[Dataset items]

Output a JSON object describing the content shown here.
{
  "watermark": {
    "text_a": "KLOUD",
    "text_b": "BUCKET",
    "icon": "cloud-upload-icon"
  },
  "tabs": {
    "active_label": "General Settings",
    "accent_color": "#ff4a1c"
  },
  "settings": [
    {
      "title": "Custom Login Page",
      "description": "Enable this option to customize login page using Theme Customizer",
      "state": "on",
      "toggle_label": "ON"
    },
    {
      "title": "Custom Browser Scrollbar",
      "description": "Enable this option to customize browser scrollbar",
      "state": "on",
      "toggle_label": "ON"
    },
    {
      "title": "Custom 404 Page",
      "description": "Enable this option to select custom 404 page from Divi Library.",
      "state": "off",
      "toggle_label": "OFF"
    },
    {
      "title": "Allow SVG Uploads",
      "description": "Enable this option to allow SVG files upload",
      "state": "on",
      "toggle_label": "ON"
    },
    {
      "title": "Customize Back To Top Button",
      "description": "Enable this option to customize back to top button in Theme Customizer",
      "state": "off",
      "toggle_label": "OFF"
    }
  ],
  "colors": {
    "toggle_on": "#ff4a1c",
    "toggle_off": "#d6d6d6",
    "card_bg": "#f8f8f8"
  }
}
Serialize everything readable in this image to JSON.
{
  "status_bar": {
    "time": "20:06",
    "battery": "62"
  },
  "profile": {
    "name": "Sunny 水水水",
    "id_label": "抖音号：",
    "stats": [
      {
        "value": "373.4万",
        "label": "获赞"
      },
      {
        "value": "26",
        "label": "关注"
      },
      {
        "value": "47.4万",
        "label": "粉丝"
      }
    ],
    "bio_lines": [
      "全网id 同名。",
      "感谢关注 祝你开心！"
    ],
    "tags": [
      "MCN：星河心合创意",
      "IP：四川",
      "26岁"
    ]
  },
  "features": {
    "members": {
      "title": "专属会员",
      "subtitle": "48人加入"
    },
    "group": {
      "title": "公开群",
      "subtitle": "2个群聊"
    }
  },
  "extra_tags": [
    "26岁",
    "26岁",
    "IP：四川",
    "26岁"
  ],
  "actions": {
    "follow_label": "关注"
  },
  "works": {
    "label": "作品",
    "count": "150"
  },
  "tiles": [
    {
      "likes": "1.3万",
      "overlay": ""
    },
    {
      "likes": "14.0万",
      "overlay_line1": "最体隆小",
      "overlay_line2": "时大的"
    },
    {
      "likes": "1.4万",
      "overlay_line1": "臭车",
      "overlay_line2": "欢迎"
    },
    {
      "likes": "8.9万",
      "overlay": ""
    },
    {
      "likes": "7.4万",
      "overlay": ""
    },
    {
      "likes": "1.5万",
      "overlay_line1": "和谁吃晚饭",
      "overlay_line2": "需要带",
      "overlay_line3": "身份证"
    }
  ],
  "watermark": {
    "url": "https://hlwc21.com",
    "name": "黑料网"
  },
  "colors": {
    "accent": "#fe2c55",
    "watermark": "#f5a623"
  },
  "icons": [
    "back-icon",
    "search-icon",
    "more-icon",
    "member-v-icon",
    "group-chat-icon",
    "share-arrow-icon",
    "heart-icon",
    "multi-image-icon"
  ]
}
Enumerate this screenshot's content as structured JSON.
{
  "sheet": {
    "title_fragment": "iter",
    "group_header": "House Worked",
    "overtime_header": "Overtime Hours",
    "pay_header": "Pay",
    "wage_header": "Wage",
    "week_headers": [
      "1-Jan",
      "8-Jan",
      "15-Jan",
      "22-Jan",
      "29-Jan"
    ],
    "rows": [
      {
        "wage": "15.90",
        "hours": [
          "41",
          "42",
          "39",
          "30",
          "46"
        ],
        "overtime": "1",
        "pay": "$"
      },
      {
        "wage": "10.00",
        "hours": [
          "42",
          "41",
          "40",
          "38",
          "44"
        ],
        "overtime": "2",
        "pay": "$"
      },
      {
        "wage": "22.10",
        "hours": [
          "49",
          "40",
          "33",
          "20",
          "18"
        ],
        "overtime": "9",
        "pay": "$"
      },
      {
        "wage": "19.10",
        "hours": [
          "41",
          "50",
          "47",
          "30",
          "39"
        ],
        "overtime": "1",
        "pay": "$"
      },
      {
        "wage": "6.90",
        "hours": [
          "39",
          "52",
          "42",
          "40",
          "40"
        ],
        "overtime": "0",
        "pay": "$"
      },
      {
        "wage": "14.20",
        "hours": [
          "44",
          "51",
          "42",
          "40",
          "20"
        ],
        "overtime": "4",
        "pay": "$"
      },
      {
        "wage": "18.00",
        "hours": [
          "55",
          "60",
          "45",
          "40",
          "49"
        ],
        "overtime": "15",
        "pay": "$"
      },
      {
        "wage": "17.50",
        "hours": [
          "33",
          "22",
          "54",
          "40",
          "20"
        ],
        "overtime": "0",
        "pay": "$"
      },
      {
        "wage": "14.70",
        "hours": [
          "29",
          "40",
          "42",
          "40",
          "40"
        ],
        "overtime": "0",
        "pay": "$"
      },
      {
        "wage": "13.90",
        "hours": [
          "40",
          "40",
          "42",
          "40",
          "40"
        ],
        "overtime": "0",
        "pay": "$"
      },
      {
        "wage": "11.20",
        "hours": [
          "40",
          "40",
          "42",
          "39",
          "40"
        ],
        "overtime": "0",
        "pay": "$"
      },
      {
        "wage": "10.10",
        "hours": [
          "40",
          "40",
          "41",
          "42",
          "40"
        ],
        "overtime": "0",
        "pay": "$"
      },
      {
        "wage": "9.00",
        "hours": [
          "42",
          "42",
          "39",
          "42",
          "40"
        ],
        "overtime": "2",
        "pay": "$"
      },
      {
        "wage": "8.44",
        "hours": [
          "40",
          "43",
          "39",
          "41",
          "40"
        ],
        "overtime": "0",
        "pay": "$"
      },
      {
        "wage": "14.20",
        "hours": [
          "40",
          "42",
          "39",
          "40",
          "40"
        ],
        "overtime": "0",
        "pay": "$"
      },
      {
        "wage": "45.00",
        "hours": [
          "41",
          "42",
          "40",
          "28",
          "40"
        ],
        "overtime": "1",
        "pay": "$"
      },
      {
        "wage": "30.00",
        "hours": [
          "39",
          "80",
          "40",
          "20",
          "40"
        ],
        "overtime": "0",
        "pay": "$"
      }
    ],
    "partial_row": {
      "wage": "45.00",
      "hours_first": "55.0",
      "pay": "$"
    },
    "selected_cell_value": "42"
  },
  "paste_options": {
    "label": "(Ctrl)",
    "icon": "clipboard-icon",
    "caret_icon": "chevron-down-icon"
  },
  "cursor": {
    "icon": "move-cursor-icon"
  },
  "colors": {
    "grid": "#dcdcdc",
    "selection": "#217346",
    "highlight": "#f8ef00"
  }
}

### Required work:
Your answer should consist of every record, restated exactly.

### Solution to the problem:
Output a JSON object describing the content shown here.
{
  "watermark": {
    "text_a": "KLOUD",
    "text_b": "BUCKET",
    "icon": "cloud-upload-icon"
  },
  "tabs": {
    "active_label": "General Settings",
    "accent_color": "#ff4a1c"
  },
  "settings": [
    {
      "title": "Custom Login Page",
      "description": "Enable this option to customize login page using Theme Customizer",
      "state": "on",
      "toggle_label": "ON"
    },
    {
      "title": "Custom Browser Scrollbar",
      "description": "Enable this option to customize browser scrollbar",
      "state": "on",
      "toggle_label": "ON"
    },
    {
      "title": "Custom 404 Page",
      "description": "Enable this option to select custom 404 page from Divi Library.",
      "state": "off",
      "toggle_label": "OFF"
    },
    {
      "title": "Allow SVG Uploads",
      "description": "Enable this option to allow SVG files upload",
      "state": "on",
      "toggle_label": "ON"
    },
    {
      "title": "Customize Back To Top Button",
      "description": "Enable this option to customize back to top button in Theme Customizer",
      "state": "off",
      "toggle_label": "OFF"
    }
  ],
  "colors": {
    "toggle_on": "#ff4a1c",
    "toggle_off": "#d6d6d6",
    "card_bg": "#f8f8f8"
  }
}
Serialize everything readable in this image to JSON.
{
  "status_bar": {
    "time": "20:06",
    "battery": "62"
  },
  "profile": {
    "name": "Sunny 水水水",
    "id_label": "抖音号：",
    "stats": [
      {
        "value": "373.4万",
        "label": "获赞"
      },
      {
        "value": "26",
        "label": "关注"
      },
      {
        "value": "47.4万",
        "label": "粉丝"
      }
    ],
    "bio_lines": [
      "全网id 同名。",
      "感谢关注 祝你开心！"
    ],
    "tags": [
      "MCN：星河心合创意",
      "IP：四川",
      "26岁"
    ]
  },
  "features": {
    "members": {
      "title": "专属会员",
      "subtitle": "48人加入"
    },
    "group": {
      "title": "公开群",
      "subtitle": "2个群聊"
    }
  },
  "extra_tags": [
    "26岁",
    "26岁",
    "IP：四川",
    "26岁"
  ],
  "actions": {
    "follow_label": "关注"
  },
  "works": {
    "label": "作品",
    "count": "150"
  },
  "tiles": [
    {
      "likes": "1.3万",
      "overlay": ""
    },
    {
      "likes": "14.0万",
      "overlay_line1": "最体隆小",
      "overlay_line2": "时大的"
    },
    {
      "likes": "1.4万",
      "overlay_line1": "臭车",
      "overlay_line2": "欢迎"
    },
    {
      "likes": "8.9万",
      "overlay": ""
    },
    {
      "likes": "7.4万",
      "overlay": ""
    },
    {
      "likes": "1.5万",
      "overlay_line1": "和谁吃晚饭",
      "overlay_line2": "需要带",
      "overlay_line3": "身份证"
    }
  ],
  "watermark": {
    "url": "https://hlwc21.com",
    "name": "黑料网"
  },
  "colors": {
    "accent": "#fe2c55",
    "watermark": "#f5a623"
  },
  "icons": [
    "back-icon",
    "search-icon",
    "more-icon",
    "member-v-icon",
    "group-chat-icon",
    "share-arrow-icon",
    "heart-icon",
    "multi-image-icon"
  ]
}
Enumerate this screenshot's content as structured JSON.
{
  "sheet": {
    "title_fragment": "iter",
    "group_header": "House Worked",
    "overtime_header": "Overtime Hours",
    "pay_header": "Pay",
    "wage_header": "Wage",
    "week_headers": [
      "1-Jan",
      "8-Jan",
      "15-Jan",
      "22-Jan",
      "29-Jan"
    ],
    "rows": [
      {
        "wage": "15.90",
        "hours": [
          "41",
          "42",
          "39",
          "30",
          "46"
        ],
        "overtime": "1",
        "pay": "$"
      },
      {
        "wage": "10.00",
        "hours": [
          "42",
          "41",
          "40",
          "38",
          "44"
        ],
        "overtime": "2",
        "pay": "$"
      },
      {
        "wage": "22.10",
        "hours": [
          "49",
          "40",
          "33",
          "20",
          "18"
        ],
        "overtime": "9",
        "pay": "$"
      },
      {
        "wage": "19.10",
        "hours": [
          "41",
          "50",
          "47",
          "30",
          "39"
        ],
        "overtime": "1",
        "pay": "$"
      },
      {
        "wage": "6.90",
        "hours": [
          "39",
          "52",
          "42",
          "40",
          "40"
        ],
        "overtime": "0",
        "pay": "$"
      },
      {
        "wage": "14.20",
        "hours": [
          "44",
          "51",
          "42",
          "40",
          "20"
        ],
        "overtime": "4",
        "pay": "$"
      },
      {
        "wage": "18.00",
        "hours": [
          "55",
          "60",
          "45",
          "40",
          "49"
        ],
        "overtime": "15",
        "pay": "$"
      },
      {
        "wage": "17.50",
        "hours": [
          "33",
          "22",
          "54",
          "40",
          "20"
        ],
        "overtime": "0",
        "pay": "$"
      },
      {
        "wage": "14.70",
        "hours": [
          "29",
          "40",
          "42",
          "40",
          "40"
        ],
        "overtime": "0",
        "pay": "$"
      },
      {
        "wage": "13.90",
        "hours": [
          "40",
          "40",
          "42",
          "40",
          "40"
        ],
        "overtime": "0",
        "pay": "$"
      },
      {
        "wage": "11.20",
        "hours": [
          "40",
          "40",
          "42",
          "39",
          "40"
        ],
        "overtime": "0",
        "pay": "$"
      },
      {
        "wage": "10.10",
        "hours": [
          "40",
          "40",
          "41",
          "42",
          "40"
        ],
        "overtime": "0",
        "pay": "$"
      },
      {
        "wage": "9.00",
        "hours": [
          "42",
          "42",
          "39",
          "42",
          "40"
        ],
        "overtime": "2",
        "pay": "$"
      },
      {
        "wage": "8.44",
        "hours": [
          "40",
          "43",
          "39",
          "41",
          "40"
        ],
        "overtime": "0",
        "pay": "$"
      },
      {
        "wage": "14.20",
        "hours": [
          "40",
          "42",
          "39",
          "40",
          "40"
        ],
        "overtime": "0",
        "pay": "$"
      },
      {
        "wage": "45.00",
        "hours": [
          "41",
          "42",
          "40",
          "28",
          "40"
        ],
        "overtime": "1",
        "pay": "$"
      },
      {
        "wage": "30.00",
        "hours": [
          "39",
          "80",
          "40",
          "20",
          "40"
        ],
        "overtime": "0",
        "pay": "$"
      }
    ],
    "partial_row": {
      "wage": "45.00",
      "hours_first": "55.0",
      "pay": "$"
    },
    "selected_cell_value": "42"
  },
  "paste_options": {
    "label": "(Ctrl)",
    "icon": "clipboard-icon",
    "caret_icon": "chevron-down-icon"
  },
  "cursor": {
    "icon": "move-cursor-icon"
  },
  "colors": {
    "grid": "#dcdcdc",
    "selection": "#217346",
    "highlight": "#f8ef00"
  }
}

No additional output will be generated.